Faculty Sponsor: Dr. Gouri Suresh
Coincidental segregation is a prevalent issue today. For example, schools often find themselves effectively segregated simply because alike people live in neighborhoods together. This has led to rifts in understanding between many subsets of society and income gaps between upper and lower echelons. This rift has led to established institutions in districts that appeal to the majority of the population in the district. For example, the shops on the side of Main Street differ from the shops on street in a Charlotte suburb. The atmospheres of these districts have sway in where individuals live even if they are indifferent as to who their neighbors are. On multiple occasions, the government has attempted to relegate the effects of this segregation in the form of bussing campaigns and targeted housing plans.

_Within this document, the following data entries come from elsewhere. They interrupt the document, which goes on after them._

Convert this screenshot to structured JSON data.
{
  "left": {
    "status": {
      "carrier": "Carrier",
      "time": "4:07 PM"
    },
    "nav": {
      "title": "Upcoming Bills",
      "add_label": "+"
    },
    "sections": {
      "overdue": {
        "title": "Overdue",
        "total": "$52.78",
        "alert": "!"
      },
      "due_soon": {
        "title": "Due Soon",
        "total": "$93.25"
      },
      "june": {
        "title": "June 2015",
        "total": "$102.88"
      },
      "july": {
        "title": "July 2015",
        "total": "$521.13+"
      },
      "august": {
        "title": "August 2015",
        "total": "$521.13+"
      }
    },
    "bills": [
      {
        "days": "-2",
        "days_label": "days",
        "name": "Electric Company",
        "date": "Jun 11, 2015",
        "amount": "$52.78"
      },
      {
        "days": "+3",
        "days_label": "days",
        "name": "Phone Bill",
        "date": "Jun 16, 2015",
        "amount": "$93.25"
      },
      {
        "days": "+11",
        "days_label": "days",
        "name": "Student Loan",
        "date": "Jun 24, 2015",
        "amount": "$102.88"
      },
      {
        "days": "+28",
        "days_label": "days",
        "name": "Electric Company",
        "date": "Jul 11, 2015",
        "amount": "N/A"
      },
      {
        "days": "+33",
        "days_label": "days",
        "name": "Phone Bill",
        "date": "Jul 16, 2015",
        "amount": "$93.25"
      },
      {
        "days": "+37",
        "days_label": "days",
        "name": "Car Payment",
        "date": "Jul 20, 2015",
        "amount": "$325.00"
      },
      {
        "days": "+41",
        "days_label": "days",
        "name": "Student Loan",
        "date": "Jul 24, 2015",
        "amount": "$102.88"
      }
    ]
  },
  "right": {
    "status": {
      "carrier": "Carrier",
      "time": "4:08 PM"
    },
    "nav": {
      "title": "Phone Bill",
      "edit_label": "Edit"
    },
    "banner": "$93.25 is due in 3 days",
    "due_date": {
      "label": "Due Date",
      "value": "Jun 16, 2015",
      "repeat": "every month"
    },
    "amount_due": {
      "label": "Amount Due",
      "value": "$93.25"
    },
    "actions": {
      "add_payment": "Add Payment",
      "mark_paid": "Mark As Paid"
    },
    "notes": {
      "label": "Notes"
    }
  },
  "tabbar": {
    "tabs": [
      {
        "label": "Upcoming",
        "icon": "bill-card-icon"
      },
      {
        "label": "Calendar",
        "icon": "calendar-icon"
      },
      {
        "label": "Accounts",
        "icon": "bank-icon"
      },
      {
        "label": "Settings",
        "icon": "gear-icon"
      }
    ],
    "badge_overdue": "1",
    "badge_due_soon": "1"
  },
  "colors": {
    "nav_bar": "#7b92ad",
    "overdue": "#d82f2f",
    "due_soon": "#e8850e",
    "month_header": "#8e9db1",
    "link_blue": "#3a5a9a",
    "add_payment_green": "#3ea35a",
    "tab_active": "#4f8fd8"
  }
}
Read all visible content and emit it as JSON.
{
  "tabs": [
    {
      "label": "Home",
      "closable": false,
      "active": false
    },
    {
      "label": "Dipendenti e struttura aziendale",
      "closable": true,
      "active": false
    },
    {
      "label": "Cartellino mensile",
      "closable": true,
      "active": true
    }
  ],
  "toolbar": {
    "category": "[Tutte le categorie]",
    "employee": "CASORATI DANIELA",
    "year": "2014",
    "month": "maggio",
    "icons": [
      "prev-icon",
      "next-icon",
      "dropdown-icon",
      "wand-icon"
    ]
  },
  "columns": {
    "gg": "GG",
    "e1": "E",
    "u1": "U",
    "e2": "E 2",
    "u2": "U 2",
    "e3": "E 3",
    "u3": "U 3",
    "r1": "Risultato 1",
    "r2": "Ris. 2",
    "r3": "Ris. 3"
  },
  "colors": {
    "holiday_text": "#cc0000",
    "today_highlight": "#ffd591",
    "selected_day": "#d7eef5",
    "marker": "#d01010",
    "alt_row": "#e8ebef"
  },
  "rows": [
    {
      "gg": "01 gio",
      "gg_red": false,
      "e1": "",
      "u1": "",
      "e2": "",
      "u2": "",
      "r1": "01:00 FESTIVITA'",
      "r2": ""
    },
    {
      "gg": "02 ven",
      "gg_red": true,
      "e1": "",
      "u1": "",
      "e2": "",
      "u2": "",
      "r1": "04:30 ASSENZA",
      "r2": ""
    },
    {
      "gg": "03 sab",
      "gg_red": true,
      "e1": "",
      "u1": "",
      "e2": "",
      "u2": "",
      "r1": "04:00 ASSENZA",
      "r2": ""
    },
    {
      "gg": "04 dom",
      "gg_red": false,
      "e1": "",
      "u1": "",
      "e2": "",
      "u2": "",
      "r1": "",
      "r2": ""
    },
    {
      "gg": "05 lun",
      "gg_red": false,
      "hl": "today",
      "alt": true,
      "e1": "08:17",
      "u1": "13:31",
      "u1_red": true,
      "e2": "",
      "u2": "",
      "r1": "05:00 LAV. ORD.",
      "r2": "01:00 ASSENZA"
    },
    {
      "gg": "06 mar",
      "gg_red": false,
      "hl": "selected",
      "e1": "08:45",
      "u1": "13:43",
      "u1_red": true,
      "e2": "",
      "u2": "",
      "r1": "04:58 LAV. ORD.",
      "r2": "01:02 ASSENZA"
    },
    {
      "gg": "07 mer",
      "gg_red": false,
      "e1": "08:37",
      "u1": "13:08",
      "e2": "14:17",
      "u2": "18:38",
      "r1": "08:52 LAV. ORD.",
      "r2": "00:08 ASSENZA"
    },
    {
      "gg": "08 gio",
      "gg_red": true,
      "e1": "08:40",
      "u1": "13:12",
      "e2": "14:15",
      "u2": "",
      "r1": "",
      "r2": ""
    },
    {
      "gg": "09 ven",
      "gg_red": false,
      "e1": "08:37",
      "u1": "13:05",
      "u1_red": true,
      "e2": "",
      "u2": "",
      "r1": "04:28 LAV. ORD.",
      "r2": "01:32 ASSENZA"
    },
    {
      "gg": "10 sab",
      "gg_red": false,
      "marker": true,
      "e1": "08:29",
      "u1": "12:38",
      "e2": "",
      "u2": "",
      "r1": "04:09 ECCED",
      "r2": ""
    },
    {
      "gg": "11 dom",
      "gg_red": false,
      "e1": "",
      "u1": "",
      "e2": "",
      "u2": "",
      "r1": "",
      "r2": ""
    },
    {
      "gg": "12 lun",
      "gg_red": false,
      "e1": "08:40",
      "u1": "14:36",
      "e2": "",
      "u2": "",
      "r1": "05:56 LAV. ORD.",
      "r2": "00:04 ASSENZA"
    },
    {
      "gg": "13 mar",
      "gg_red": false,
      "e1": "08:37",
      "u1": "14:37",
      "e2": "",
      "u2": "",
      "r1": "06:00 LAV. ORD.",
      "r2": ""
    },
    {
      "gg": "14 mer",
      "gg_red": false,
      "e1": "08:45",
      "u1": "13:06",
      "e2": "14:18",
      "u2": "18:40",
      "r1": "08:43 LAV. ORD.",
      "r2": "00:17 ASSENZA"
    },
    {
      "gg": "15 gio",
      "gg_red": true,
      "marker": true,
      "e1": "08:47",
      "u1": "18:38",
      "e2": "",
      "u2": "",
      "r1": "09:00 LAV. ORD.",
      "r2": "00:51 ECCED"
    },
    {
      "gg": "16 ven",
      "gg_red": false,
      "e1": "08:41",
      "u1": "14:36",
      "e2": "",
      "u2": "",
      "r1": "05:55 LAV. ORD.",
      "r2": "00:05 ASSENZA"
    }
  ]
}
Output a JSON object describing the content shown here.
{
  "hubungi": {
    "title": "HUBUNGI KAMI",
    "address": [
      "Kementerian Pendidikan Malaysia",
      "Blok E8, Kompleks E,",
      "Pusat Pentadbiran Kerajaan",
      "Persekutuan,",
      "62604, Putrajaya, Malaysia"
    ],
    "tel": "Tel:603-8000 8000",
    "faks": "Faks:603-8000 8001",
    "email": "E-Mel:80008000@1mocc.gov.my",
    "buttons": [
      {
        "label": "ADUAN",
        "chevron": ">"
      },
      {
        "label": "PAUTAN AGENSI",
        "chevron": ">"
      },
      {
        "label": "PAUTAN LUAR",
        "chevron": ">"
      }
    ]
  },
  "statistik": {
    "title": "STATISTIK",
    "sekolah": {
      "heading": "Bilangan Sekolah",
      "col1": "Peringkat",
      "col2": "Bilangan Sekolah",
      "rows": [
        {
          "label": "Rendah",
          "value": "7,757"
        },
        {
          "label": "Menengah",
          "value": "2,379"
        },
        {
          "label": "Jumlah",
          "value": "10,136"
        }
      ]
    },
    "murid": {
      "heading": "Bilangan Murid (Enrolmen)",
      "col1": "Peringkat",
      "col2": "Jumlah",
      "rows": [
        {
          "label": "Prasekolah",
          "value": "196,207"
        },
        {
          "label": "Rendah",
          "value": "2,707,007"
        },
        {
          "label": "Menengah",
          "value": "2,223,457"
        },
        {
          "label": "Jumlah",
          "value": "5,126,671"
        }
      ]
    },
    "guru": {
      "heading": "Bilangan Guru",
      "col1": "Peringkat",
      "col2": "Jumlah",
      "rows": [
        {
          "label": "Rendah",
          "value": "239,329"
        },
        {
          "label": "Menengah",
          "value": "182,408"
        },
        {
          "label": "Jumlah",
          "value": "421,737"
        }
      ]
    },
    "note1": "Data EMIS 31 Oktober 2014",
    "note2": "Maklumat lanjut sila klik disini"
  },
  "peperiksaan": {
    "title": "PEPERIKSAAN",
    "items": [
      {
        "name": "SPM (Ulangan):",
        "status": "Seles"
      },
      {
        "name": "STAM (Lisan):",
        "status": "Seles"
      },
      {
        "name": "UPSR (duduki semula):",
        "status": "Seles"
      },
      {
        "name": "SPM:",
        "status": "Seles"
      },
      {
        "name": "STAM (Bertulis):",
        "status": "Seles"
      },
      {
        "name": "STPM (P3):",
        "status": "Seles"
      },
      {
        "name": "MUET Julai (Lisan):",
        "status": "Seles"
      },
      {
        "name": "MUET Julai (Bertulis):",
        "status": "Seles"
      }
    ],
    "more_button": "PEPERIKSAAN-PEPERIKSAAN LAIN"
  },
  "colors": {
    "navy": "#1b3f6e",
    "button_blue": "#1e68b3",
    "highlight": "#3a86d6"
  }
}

In this model, I represent third party meddling such as these campaigns and how it affects the ghetto rate cluster size of a society. I created a matrix of agents overlaid by a five-by-five grid denoting 25 districts. I create agents that are indifferent to their neighbors, but favor moves to districts with alike atmospheres. I test three different scenarios of the district model: one where the third party does not act, one where the program moves unhappy agents to the most diverse region, and one where the third party moves an unhappy agent to the region with the most opposite agents. I compare each of these simulations’ segregation indicators with those of the initial Schelling model. I find that districts left untouched by a third party increase the segregation rate of a society. Additionally, the program indicates that a society with districts and third-party influence yields lower segregation rates than the initial Schelling model without districts. Therefore, if left untouched drawing districts of populations segregates the society more than before. However, if manipulated effectively, district lines lead to a more integrated society.